A Mr. Warner, photographer, on reading an account of Emma Jackson in St. Giles's, addressed a letter to Detective Officer James F. Thompson, informing him that "if the eyes of a murdered person be photographed within a certain time after death, upon the retina will be found depicted the last thing that appeared before them, and that in the present case the features of the murderer would most probably be found thereon." The writer exemplified his statement by the fact of his having, four years ago, taken a negative of the eye of a calf a few hours after death, and, upon a microscopic examination of the same, found depicted thereon the lines of the pavement on the slaughterhouse floor. This negative is unfortunately broken, and the pieces lost.

The Cincinnati Lancet & Observer (1863)

Monday, July 22, 2019

Notes Against a Manifesto


What is to be done? Is there anything more exasperating than the cycle of analysis regarding our political situation? How did we get here? Whose fault is it? The implicit argument too often seems to be that there is no dilemma, no reason to trade off one thing for another and not have it both ways, as long as you listen to me. I'm neither a prophet nor a political scientist — and no one listens to me (nor would I expect them to) — but at a fundamental level all of this profound wisdom seems to me to miss the point.

The manipulation, the lies, the social and economic and cultural anxieties, to which we all have been subjected are amply documented, and all of it takes its toll, warps our understanding and our better natures, makes us putty in the hands of demagogues. Tout comprendre, c'est tout pardonner, wrote Tolstoi, and that is true for the novelist but not satisfactory to the moral philosopher. If we're nothing more than the sum of our influences — and perhaps we're not, we can't prove the contrary — then we're not moral agents at all.

The social sciences are concerned with the study of causes; literature (of the best kind, something I insist on the existence of, Literature-with-a-capital L) is about freedom. Not freedom as the absence of chains or bars (not all of us have that luxury), but freedom as the consciousness of the ability to be a moral agent, in whatever sphere, even in the most constrained of circumstances.

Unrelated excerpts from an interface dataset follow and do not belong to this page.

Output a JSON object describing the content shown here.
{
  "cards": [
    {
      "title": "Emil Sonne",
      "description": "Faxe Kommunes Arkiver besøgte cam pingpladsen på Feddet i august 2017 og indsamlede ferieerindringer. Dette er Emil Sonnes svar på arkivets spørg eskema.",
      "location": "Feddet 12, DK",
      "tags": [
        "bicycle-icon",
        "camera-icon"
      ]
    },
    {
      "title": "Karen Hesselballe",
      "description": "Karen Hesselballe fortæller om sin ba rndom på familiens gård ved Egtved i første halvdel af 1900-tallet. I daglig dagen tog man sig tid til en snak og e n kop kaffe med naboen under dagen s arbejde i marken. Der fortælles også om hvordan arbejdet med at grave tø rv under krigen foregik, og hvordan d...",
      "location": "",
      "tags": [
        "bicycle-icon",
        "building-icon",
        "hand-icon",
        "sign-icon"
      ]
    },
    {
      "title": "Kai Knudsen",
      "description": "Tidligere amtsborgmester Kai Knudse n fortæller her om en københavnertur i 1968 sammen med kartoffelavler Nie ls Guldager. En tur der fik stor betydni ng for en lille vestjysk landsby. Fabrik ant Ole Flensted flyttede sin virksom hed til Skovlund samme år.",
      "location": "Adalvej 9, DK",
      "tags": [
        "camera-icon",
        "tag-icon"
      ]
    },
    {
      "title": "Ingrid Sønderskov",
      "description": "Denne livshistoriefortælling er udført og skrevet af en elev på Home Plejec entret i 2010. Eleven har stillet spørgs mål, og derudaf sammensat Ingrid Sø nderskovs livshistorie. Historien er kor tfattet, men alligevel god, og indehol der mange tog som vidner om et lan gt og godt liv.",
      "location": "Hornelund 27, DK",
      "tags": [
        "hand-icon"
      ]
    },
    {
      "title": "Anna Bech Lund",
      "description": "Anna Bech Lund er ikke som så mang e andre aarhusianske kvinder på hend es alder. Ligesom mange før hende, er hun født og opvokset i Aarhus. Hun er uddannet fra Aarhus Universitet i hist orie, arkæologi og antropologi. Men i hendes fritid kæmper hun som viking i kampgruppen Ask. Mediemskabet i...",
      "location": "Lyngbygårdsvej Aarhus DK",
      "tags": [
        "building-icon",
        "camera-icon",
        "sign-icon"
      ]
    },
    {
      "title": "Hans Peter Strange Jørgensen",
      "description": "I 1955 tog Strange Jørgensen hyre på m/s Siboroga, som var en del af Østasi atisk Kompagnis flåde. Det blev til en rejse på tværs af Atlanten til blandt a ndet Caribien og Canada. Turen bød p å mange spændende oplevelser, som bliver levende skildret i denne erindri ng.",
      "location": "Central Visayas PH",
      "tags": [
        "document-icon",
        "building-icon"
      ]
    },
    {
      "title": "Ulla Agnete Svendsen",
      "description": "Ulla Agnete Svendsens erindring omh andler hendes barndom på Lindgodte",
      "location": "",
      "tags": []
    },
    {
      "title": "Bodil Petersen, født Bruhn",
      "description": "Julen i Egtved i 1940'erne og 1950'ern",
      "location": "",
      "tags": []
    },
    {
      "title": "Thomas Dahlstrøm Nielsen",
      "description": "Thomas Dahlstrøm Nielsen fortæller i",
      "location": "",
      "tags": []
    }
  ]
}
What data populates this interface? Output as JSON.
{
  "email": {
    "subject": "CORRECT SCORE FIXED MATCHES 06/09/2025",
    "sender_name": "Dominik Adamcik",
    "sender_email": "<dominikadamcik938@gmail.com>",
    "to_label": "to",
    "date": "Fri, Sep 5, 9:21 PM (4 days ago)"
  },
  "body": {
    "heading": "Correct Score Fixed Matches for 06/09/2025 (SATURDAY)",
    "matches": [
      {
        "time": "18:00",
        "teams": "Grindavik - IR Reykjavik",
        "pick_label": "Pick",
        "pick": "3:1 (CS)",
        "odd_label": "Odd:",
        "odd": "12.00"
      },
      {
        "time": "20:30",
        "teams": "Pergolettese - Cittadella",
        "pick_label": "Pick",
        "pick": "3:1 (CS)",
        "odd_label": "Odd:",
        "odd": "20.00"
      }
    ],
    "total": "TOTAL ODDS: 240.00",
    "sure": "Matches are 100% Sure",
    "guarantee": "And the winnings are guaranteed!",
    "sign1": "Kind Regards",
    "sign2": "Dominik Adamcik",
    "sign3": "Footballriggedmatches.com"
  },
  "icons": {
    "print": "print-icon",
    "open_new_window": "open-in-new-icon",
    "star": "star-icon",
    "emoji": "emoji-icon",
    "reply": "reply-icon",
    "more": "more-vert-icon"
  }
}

Stalin supposedly commanded writers to be "engineers of human souls," but no writer worthy of the name is capable of doing any such thing. (Milan Kundera, among others, has said all of this better in his writings on the novel.) Engineers of the soul are, in any case, a dime a dozen. Nevertheless, writers can, and do, interrogate the world, and no sphere can be barred to them, politics least of all. Writers have (or don't have) responsibility because we all do (or don't).

The symbol of moral freedom is not, in my view, the broken chain but the absence of a net, the high-wire act with nothing to fall back on. A single false step will be relentlessly exposed. Anything else, all the deadly sins, can, in time, perhaps be forgiven, but not bad faith.

For the pious of various stripes there is rarely any dilemma; their convictions will always protect them from the pitfalls of freedom. But such security is itself highly contingent, for if the net that protects them is whisked away where are they then? (The argument that the net must necessarily exist because we need it is pure sleight-of-hand.) Some, it is true, manage to maintain something that amounts to faith without believing there is a net beneath them, and with them I have no quarrel. I'm not really interested in how people get to virtuous action, or what flags they wrap themselves in to justify its opposite. But at some point you need to be able to look in the mirror and recognize what you see.

In the end the overriding issue at the moment is comfortingly binary: Fascism, yes or no?